The law prohibits excessive compulsory overtime and prohibits any overtime work for children younger than 18 and for pregnant women. Persons with disabilities, women with children younger than six, and persons undertaking continuing education may work overtime at the employer’s request if the employee provides written consent. The Confederation of Independent Trade Unions of Bulgaria stated that employers increasingly “disrespected employees’ working hours and free time.” The confederation criticized the law’s provision for calculating accumulated working time, noting that it gave employers a way to abuse overtime requirements and thus to hire fewer workers. In December the National Assembly passed amendments increasing the amount of annual allowed overtime work within a collective agreement from 150 to 300 hours.
A national labor safety program, with standards established by law, provides employees the right to healthy and nonhazardous working conditions.
The Ministry of Labor and Social Policy is responsible for enforcing both the minimum wage and the standard workweek. The government did not effectively enforce minimum wage and overtime laws. Penalties for violations were commensurate with those of similar violations. The number of labor inspectors was insufficient to enforce compliance.
Each year the government adopts a program that outlines its goals and priorities for occupational safety and health. The General Labor Inspectorate, which had 28 regional offices, is responsible for monitoring and enforcing occupational safety and health requirements. Of the violations identified by the inspectorate, 51.8 percent involved safety and health requirements. According to the labor inspectorate, its activity over the past several years increased compliance to 93 percent of inspected companies. Penalties for violations were commensurate with those of other similar laws. Inspectors had the authority to conduct unannounced inspections and initiate sanctions.
Legal protections and government inspections did not cover informal workers in the gray-market economy, which, according to the National Statistical Institute, accounted for 21 percent of the country’s GDP in 2019. In September the Confederation of Independent Trade Unions of Bulgaria said it expected the share of the gray economy to increase as a result of the coronavirus pandemic. During the two-month state of emergency, the law allowed employers to assign teleworking and work at home and force workers to use half of their accrued annual leave. The law also lifted the overtime work ban for workers and civil servants who assisted the health-care system and police.

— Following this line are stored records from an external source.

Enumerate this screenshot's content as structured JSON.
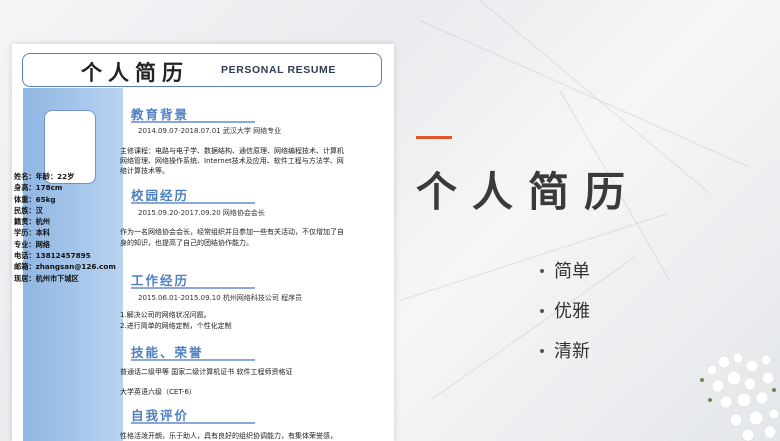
{
  "resume": {
    "title_cn": "个人简历",
    "title_en": "PERSONAL RESUME",
    "sidebar": {
      "lines": [
        "姓名：年龄：22岁",
        "身高：178cm",
        "体重：65kg",
        "民族：汉",
        "籍贯：杭州",
        "学历：本科",
        "专业：网络",
        "电话：13812457895",
        "邮箱：zhangsan@126.com",
        "现居：杭州市下城区"
      ]
    },
    "sections": {
      "education": {
        "title": "教育背景",
        "line1": "2014.09.07-2018.07.01    武汉大学          网络专业",
        "desc1": "主修课程：电路与电子学、数据结构、通信原理、网络编程技术、计算机",
        "desc2": "网络管理、网络操作系统、Internet技术及应用、软件工程与方法学、网",
        "desc3": "络计算技术等。"
      },
      "campus": {
        "title": "校园经历",
        "line1": "2015.09.20-2017.09.20          网络协会会长",
        "desc1": "作为一名网络协会会长，经常组织并且参加一些有关活动，不仅增加了自",
        "desc2": "身的知识，也提高了自己的团结协作能力。"
      },
      "work": {
        "title": "工作经历",
        "line1": "2015.06.01-2015.09.10        杭州网络科技公司          程序员",
        "desc1": "1.解决公司的网络状况问题。",
        "desc2": "2.进行简单的网络定制，个性化定制"
      },
      "skills": {
        "title": "技能、荣誉",
        "line1": "普通话二级甲等    国家二级计算机证书  软件工程师资格证",
        "line2": "大学英语六级（CET-6）"
      },
      "self": {
        "title": "自我评价",
        "line1": "性格活泼开朗，乐于助人，具有良好的组织协调能力，有集体荣誉感，"
      }
    }
  },
  "slide": {
    "heading": "个人简历",
    "bullets": [
      "简单",
      "优雅",
      "清新"
    ],
    "accent_color": "#e2562a",
    "sidebar_color": "#8fb6e3"
  }
}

Conditions in sectors such as construction, mining, chemicals, and transportation continued to pose risks for workers. The number of work-related accidents registered in the first nine months of the year decreased by almost 19 percent over the same period in the previous year. Land transportation violations were the most common causes of occupational accidents. The government strictly enforced the law requiring companies to conduct occupational health and safety risk assessments and to adopt measures to eliminate or reduce any identified risks. Approximately 95 percent of the companies inspected in 2019 had such risk assessments, and 98 percent of those had programs to eliminate the identified risks.
There were 55 work-related deaths as of October, mainly in the construction and transportation sectors, nearly comparable to the 50 deaths reported from January through September 2019.